[What you have to do]: How many lines in the entries below contain the word "link"? Answer with the number and nothing else.

(Records contained in a dataset)
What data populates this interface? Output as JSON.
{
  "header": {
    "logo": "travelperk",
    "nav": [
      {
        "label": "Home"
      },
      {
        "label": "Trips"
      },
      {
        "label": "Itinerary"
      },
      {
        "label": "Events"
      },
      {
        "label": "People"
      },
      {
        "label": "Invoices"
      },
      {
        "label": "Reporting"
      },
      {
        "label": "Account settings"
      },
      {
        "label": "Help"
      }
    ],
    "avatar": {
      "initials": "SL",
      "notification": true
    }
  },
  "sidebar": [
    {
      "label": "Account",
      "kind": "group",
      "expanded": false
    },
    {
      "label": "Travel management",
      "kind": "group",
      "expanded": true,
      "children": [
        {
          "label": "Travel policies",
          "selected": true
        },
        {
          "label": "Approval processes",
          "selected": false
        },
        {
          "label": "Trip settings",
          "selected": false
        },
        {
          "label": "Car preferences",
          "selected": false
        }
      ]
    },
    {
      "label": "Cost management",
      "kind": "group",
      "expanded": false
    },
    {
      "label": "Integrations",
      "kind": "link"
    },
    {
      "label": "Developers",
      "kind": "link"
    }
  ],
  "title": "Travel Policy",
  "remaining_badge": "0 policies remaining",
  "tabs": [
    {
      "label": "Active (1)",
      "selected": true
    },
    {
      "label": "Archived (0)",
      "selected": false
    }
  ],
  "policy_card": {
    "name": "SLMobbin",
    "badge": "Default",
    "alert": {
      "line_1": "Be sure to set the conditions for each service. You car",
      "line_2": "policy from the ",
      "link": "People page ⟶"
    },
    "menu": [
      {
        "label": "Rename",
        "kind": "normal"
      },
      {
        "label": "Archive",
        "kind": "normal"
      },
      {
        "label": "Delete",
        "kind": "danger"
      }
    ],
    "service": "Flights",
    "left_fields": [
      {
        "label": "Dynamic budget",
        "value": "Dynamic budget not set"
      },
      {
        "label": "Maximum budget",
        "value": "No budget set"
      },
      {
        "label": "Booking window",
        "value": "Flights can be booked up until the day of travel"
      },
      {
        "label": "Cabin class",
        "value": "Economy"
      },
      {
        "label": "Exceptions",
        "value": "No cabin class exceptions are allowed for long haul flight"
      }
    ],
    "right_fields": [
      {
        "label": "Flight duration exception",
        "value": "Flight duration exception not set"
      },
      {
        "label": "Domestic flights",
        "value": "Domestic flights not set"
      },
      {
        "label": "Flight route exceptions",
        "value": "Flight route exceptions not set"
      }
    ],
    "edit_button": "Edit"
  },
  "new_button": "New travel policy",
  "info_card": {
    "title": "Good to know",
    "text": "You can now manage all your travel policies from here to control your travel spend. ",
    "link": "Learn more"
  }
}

[Written answer]: 4